OPINION 17 Supplier Diversity Black History Month allows us to reflect on the role and achievement of Black, Asian and minority ethnic (BAME) communities and businesses in the UK and, in one respect, it also offers the opportunity to think about supplier diversity (SD) and engage in a ‘retrospect and prospect’ exercise; that is, what have we achieved and where are we going? Dr Kemal Ahson Retrospect and Prospect I n terms of retrospect, perhaps a starting point is the recognition that Supplier Diversity became a public policy concern. Consequently, a number of public-funded business support initiatives that sought to encourage SD emerged.

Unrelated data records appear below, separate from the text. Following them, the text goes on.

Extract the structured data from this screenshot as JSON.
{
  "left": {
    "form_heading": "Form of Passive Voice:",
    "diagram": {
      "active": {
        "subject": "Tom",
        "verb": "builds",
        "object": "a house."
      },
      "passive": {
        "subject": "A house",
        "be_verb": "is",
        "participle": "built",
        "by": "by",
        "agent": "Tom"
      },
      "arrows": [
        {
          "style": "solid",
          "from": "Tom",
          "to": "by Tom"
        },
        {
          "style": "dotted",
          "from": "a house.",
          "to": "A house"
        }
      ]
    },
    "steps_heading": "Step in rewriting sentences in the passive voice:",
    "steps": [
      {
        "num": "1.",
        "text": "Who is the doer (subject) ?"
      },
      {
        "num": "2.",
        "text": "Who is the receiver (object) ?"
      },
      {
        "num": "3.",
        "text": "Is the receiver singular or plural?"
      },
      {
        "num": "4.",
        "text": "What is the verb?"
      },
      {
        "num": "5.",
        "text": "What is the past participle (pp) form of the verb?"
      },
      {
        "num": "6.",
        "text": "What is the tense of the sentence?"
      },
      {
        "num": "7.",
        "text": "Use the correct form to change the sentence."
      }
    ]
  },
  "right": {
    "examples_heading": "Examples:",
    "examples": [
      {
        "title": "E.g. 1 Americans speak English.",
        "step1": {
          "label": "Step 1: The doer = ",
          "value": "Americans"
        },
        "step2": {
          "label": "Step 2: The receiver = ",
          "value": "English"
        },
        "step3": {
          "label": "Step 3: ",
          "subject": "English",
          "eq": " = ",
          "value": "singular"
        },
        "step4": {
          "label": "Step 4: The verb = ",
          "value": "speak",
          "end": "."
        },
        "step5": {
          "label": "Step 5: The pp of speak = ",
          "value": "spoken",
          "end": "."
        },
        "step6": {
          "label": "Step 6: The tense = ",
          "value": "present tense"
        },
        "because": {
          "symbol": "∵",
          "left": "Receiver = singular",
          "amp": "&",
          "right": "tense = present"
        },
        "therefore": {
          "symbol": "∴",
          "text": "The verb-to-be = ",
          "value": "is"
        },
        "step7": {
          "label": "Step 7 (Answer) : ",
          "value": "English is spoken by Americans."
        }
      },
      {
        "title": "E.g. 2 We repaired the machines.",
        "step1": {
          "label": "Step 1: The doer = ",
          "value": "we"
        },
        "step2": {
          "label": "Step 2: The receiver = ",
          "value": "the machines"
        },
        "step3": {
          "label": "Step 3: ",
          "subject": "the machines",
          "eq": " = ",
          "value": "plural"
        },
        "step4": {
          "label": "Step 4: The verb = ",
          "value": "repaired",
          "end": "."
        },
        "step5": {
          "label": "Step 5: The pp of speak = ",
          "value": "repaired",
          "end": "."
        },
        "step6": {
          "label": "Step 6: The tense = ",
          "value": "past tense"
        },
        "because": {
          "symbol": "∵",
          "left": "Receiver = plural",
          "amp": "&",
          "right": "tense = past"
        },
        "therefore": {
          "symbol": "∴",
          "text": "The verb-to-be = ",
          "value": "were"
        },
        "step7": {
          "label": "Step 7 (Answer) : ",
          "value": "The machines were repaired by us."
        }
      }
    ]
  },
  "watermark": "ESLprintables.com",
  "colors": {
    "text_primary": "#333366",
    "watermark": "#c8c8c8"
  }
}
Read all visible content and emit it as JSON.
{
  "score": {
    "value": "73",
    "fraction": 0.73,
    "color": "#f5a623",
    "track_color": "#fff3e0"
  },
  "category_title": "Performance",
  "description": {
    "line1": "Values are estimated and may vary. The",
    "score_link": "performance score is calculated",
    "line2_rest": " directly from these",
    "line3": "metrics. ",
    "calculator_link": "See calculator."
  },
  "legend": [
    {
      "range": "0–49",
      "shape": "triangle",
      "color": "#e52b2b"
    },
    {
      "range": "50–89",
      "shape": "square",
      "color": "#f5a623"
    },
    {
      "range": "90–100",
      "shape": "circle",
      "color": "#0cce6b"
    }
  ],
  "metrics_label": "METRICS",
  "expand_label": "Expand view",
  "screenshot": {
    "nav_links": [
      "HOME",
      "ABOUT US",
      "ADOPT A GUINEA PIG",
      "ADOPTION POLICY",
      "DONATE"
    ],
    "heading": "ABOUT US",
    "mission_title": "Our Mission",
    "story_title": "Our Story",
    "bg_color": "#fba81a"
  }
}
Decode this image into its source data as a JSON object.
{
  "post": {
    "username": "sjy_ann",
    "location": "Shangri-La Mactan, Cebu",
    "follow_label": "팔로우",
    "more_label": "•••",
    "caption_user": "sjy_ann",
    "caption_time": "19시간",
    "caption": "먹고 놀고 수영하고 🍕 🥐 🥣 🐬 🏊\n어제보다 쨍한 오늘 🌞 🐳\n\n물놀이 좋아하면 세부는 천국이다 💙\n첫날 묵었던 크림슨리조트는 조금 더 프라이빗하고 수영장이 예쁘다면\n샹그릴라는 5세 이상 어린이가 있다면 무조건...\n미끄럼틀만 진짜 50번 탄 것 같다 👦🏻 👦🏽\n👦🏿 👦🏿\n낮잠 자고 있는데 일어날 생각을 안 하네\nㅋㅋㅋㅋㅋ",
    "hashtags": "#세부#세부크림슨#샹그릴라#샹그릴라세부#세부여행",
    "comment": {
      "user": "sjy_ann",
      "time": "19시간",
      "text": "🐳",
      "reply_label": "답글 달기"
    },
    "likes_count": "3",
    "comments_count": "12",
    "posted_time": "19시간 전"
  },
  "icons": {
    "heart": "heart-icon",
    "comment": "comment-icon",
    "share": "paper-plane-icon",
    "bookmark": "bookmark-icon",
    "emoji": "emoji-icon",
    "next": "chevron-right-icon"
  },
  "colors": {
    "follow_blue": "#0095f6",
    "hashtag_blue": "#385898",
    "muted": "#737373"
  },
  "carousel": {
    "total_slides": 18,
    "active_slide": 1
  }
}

The argument was simple: BAME and women-owned small and medium sized enterprises (SMEs) increasingly had the skills and experience to provide goods and services to large purchasing organisations. The public intervention varied from focusing on communities of interest - Fit to Supply (Small Business Service’s Phoenix Development Fund) and the Procurement Development Programme (London Development Agency), for instance - and/or geographies, such as Trade Local (European Regional Development Fund) and the West Midlands Procurement Portal (HM Treasury). All sought to provide the necessary skills and expertise to SMEs to understand and bid for contracts, and in parallel, some projects recognised the need to work with the demandside; that is, provided training and support to procurement officers. Then there is legislation. In the public sector, positive discrimination - in its crudest form - is seen to play a role in promoting the race equality agenda and has been identified as an area for government to promote. contravenes EU Procurement Directives, but there are legislative dimensions that can help facilitate the promotion of a diverse business base. Equality legislation that the public sector needs to comply with is not neatly contained in one act, but there are statutory duties to promote race equality, disability equality, and gender equality. For example, the Race Relations (Amendment) Act 2000 (RRA) requires public authorities to produce a Race Equality Scheme (RES) that sets out how they intend to meet the general duty to tackle racial discrimination and promote equality of opportunity and good race relations. Here procurement Dr Kemal Ahson And then there has been the growing interest from the private sector with numerous initiatives – Business in the Community, European Supplier Diversity Programme and UKNMSDC, for instance – all seeking to encourage SD. In fact, many large and multinational companies (Accenture, BT, HBOS, McDonalds, Merrill Lynch, PepsiCo, and Xerox, to name a few) now have a supplier diversity policy. ISSUE FIVE 2007 engage | uk